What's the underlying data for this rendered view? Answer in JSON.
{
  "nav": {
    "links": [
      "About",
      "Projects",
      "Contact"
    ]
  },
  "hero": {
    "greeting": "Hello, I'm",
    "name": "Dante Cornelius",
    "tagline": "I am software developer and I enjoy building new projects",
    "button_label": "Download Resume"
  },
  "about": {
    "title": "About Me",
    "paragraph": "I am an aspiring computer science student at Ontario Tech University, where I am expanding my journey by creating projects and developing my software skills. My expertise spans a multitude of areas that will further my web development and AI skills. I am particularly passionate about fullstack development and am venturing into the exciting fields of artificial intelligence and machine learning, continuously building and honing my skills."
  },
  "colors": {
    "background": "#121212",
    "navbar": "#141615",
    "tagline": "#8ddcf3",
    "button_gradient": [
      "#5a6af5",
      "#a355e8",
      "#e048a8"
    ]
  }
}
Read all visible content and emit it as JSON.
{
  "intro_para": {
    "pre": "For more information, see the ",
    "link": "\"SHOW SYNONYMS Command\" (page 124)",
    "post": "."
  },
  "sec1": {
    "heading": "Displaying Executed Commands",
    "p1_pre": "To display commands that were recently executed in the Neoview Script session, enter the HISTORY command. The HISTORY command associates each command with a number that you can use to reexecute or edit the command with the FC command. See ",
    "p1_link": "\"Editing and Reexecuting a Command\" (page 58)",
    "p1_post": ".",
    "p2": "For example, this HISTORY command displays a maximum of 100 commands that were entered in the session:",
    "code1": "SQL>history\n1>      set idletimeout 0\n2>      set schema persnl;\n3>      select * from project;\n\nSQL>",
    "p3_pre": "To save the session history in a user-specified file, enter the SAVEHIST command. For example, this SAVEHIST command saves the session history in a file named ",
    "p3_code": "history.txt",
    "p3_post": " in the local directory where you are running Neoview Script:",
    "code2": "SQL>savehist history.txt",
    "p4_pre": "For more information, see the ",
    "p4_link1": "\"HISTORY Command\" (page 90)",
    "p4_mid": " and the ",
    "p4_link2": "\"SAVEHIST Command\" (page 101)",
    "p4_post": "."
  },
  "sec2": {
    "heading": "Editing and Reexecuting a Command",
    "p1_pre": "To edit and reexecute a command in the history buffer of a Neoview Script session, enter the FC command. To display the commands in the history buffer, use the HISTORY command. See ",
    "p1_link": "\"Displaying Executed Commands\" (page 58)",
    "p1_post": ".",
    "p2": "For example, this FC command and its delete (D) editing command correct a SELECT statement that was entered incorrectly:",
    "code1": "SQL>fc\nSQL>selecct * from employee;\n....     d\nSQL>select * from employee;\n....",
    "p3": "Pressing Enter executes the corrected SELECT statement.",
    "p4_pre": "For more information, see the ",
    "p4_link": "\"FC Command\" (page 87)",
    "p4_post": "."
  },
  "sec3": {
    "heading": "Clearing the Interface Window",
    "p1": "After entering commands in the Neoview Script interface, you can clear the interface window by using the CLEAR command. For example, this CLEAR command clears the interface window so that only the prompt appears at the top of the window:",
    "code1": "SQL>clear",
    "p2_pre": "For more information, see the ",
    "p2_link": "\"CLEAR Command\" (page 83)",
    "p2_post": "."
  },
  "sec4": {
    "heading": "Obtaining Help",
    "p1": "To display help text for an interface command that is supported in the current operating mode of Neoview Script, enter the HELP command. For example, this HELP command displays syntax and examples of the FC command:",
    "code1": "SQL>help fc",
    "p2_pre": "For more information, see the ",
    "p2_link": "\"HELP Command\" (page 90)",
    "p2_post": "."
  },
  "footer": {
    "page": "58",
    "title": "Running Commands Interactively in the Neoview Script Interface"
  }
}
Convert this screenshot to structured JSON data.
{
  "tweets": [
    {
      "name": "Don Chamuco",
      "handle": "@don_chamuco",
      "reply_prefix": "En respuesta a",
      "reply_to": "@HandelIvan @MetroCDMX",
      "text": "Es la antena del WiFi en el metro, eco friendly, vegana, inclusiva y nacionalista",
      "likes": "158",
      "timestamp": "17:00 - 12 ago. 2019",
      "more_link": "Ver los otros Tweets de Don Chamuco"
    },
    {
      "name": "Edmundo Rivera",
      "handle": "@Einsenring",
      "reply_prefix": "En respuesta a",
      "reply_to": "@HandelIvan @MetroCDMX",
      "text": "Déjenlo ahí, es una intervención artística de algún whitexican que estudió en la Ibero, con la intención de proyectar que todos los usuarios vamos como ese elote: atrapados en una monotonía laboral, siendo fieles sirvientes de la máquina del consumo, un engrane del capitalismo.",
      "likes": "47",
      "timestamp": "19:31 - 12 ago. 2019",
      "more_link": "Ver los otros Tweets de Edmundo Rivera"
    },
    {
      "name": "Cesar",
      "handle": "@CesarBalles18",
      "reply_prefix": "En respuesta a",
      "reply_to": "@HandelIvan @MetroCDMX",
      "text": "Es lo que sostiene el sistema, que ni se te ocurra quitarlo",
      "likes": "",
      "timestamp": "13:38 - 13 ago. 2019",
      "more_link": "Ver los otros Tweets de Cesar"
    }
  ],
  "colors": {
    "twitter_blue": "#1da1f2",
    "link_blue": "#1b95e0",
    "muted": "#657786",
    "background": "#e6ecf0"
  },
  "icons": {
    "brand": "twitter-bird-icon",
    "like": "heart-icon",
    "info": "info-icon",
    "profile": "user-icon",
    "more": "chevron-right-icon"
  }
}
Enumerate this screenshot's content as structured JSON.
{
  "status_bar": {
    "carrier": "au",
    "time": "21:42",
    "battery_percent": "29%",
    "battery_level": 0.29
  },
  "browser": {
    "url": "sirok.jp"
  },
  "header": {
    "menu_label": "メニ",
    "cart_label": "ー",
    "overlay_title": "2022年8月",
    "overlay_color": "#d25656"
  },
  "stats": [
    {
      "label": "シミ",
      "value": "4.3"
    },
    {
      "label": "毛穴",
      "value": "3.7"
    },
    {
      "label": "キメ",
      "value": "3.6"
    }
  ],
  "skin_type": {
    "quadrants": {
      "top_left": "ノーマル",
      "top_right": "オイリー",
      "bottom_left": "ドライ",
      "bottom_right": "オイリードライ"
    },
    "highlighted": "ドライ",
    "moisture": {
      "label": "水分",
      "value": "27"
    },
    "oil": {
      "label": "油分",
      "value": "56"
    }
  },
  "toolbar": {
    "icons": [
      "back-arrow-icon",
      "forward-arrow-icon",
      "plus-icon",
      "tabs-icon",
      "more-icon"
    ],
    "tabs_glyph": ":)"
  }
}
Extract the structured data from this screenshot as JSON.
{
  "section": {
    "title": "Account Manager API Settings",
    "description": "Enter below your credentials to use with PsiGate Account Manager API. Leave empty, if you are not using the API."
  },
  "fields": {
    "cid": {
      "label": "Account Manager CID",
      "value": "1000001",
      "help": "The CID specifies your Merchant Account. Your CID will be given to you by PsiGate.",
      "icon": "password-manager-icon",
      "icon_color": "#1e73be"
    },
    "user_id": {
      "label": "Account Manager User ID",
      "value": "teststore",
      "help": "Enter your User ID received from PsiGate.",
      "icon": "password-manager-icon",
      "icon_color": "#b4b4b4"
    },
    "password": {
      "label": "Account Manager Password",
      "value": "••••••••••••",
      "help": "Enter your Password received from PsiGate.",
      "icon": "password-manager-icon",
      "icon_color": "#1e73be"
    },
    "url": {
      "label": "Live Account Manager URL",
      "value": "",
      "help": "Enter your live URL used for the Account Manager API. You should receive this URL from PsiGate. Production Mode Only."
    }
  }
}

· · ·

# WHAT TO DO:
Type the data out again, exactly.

# ANSWER FOR THIS EXERCISE:
What's the underlying data for this rendered view? Answer in JSON.
{
  "nav": {
    "links": [
      "About",
      "Projects",
      "Contact"
    ]
  },
  "hero": {
    "greeting": "Hello, I'm",
    "name": "Dante Cornelius",
    "tagline": "I am software developer and I enjoy building new projects",
    "button_label": "Download Resume"
  },
  "about": {
    "title": "About Me",
    "paragraph": "I am an aspiring computer science student at Ontario Tech University, where I am expanding my journey by creating projects and developing my software skills. My expertise spans a multitude of areas that will further my web development and AI skills. I am particularly passionate about fullstack development and am venturing into the exciting fields of artificial intelligence and machine learning, continuously building and honing my skills."
  },
  "colors": {
    "background": "#121212",
    "navbar": "#141615",
    "tagline": "#8ddcf3",
    "button_gradient": [
      "#5a6af5",
      "#a355e8",
      "#e048a8"
    ]
  }
}
Read all visible content and emit it as JSON.
{
  "intro_para": {
    "pre": "For more information, see the ",
    "link": "\"SHOW SYNONYMS Command\" (page 124)",
    "post": "."
  },
  "sec1": {
    "heading": "Displaying Executed Commands",
    "p1_pre": "To display commands that were recently executed in the Neoview Script session, enter the HISTORY command. The HISTORY command associates each command with a number that you can use to reexecute or edit the command with the FC command. See ",
    "p1_link": "\"Editing and Reexecuting a Command\" (page 58)",
    "p1_post": ".",
    "p2": "For example, this HISTORY command displays a maximum of 100 commands that were entered in the session:",
    "code1": "SQL>history\n1>      set idletimeout 0\n2>      set schema persnl;\n3>      select * from project;\n\nSQL>",
    "p3_pre": "To save the session history in a user-specified file, enter the SAVEHIST command. For example, this SAVEHIST command saves the session history in a file named ",
    "p3_code": "history.txt",
    "p3_post": " in the local directory where you are running Neoview Script:",
    "code2": "SQL>savehist history.txt",
    "p4_pre": "For more information, see the ",
    "p4_link1": "\"HISTORY Command\" (page 90)",
    "p4_mid": " and the ",
    "p4_link2": "\"SAVEHIST Command\" (page 101)",
    "p4_post": "."
  },
  "sec2": {
    "heading": "Editing and Reexecuting a Command",
    "p1_pre": "To edit and reexecute a command in the history buffer of a Neoview Script session, enter the FC command. To display the commands in the history buffer, use the HISTORY command. See ",
    "p1_link": "\"Displaying Executed Commands\" (page 58)",
    "p1_post": ".",
    "p2": "For example, this FC command and its delete (D) editing command correct a SELECT statement that was entered incorrectly:",
    "code1": "SQL>fc\nSQL>selecct * from employee;\n....     d\nSQL>select * from employee;\n....",
    "p3": "Pressing Enter executes the corrected SELECT statement.",
    "p4_pre": "For more information, see the ",
    "p4_link": "\"FC Command\" (page 87)",
    "p4_post": "."
  },
  "sec3": {
    "heading": "Clearing the Interface Window",
    "p1": "After entering commands in the Neoview Script interface, you can clear the interface window by using the CLEAR command. For example, this CLEAR command clears the interface window so that only the prompt appears at the top of the window:",
    "code1": "SQL>clear",
    "p2_pre": "For more information, see the ",
    "p2_link": "\"CLEAR Command\" (page 83)",
    "p2_post": "."
  },
  "sec4": {
    "heading": "Obtaining Help",
    "p1": "To display help text for an interface command that is supported in the current operating mode of Neoview Script, enter the HELP command. For example, this HELP command displays syntax and examples of the FC command:",
    "code1": "SQL>help fc",
    "p2_pre": "For more information, see the ",
    "p2_link": "\"HELP Command\" (page 90)",
    "p2_post": "."
  },
  "footer": {
    "page": "58",
    "title": "Running Commands Interactively in the Neoview Script Interface"
  }
}
Convert this screenshot to structured JSON data.
{
  "tweets": [
    {
      "name": "Don Chamuco",
      "handle": "@don_chamuco",
      "reply_prefix": "En respuesta a",
      "reply_to": "@HandelIvan @MetroCDMX",
      "text": "Es la antena del WiFi en el metro, eco friendly, vegana, inclusiva y nacionalista",
      "likes": "158",
      "timestamp": "17:00 - 12 ago. 2019",
      "more_link": "Ver los otros Tweets de Don Chamuco"
    },
    {
      "name": "Edmundo Rivera",
      "handle": "@Einsenring",
      "reply_prefix": "En respuesta a",
      "reply_to": "@HandelIvan @MetroCDMX",
      "text": "Déjenlo ahí, es una intervención artística de algún whitexican que estudió en la Ibero, con la intención de proyectar que todos los usuarios vamos como ese elote: atrapados en una monotonía laboral, siendo fieles sirvientes de la máquina del consumo, un engrane del capitalismo.",
      "likes": "47",
      "timestamp": "19:31 - 12 ago. 2019",
      "more_link": "Ver los otros Tweets de Edmundo Rivera"
    },
    {
      "name": "Cesar",
      "handle": "@CesarBalles18",
      "reply_prefix": "En respuesta a",
      "reply_to": "@HandelIvan @MetroCDMX",
      "text": "Es lo que sostiene el sistema, que ni se te ocurra quitarlo",
      "likes": "",
      "timestamp": "13:38 - 13 ago. 2019",
      "more_link": "Ver los otros Tweets de Cesar"
    }
  ],
  "colors": {
    "twitter_blue": "#1da1f2",
    "link_blue": "#1b95e0",
    "muted": "#657786",
    "background": "#e6ecf0"
  },
  "icons": {
    "brand": "twitter-bird-icon",
    "like": "heart-icon",
    "info": "info-icon",
    "profile": "user-icon",
    "more": "chevron-right-icon"
  }
}
Enumerate this screenshot's content as structured JSON.
{
  "status_bar": {
    "carrier": "au",
    "time": "21:42",
    "battery_percent": "29%",
    "battery_level": 0.29
  },
  "browser": {
    "url": "sirok.jp"
  },
  "header": {
    "menu_label": "メニ",
    "cart_label": "ー",
    "overlay_title": "2022年8月",
    "overlay_color": "#d25656"
  },
  "stats": [
    {
      "label": "シミ",
      "value": "4.3"
    },
    {
      "label": "毛穴",
      "value": "3.7"
    },
    {
      "label": "キメ",
      "value": "3.6"
    }
  ],
  "skin_type": {
    "quadrants": {
      "top_left": "ノーマル",
      "top_right": "オイリー",
      "bottom_left": "ドライ",
      "bottom_right": "オイリードライ"
    },
    "highlighted": "ドライ",
    "moisture": {
      "label": "水分",
      "value": "27"
    },
    "oil": {
      "label": "油分",
      "value": "56"
    }
  },
  "toolbar": {
    "icons": [
      "back-arrow-icon",
      "forward-arrow-icon",
      "plus-icon",
      "tabs-icon",
      "more-icon"
    ],
    "tabs_glyph": ":)"
  }
}
Extract the structured data from this screenshot as JSON.
{
  "section": {
    "title": "Account Manager API Settings",
    "description": "Enter below your credentials to use with PsiGate Account Manager API. Leave empty, if you are not using the API."
  },
  "fields": {
    "cid": {
      "label": "Account Manager CID",
      "value": "1000001",
      "help": "The CID specifies your Merchant Account. Your CID will be given to you by PsiGate.",
      "icon": "password-manager-icon",
      "icon_color": "#1e73be"
    },
    "user_id": {
      "label": "Account Manager User ID",
      "value": "teststore",
      "help": "Enter your User ID received from PsiGate.",
      "icon": "password-manager-icon",
      "icon_color": "#b4b4b4"
    },
    "password": {
      "label": "Account Manager Password",
      "value": "••••••••••••",
      "help": "Enter your Password received from PsiGate.",
      "icon": "password-manager-icon",
      "icon_color": "#1e73be"
    },
    "url": {
      "label": "Live Account Manager URL",
      "value": "",
      "help": "Enter your live URL used for the Account Manager API. You should receive this URL from PsiGate. Production Mode Only."
    }
  }
}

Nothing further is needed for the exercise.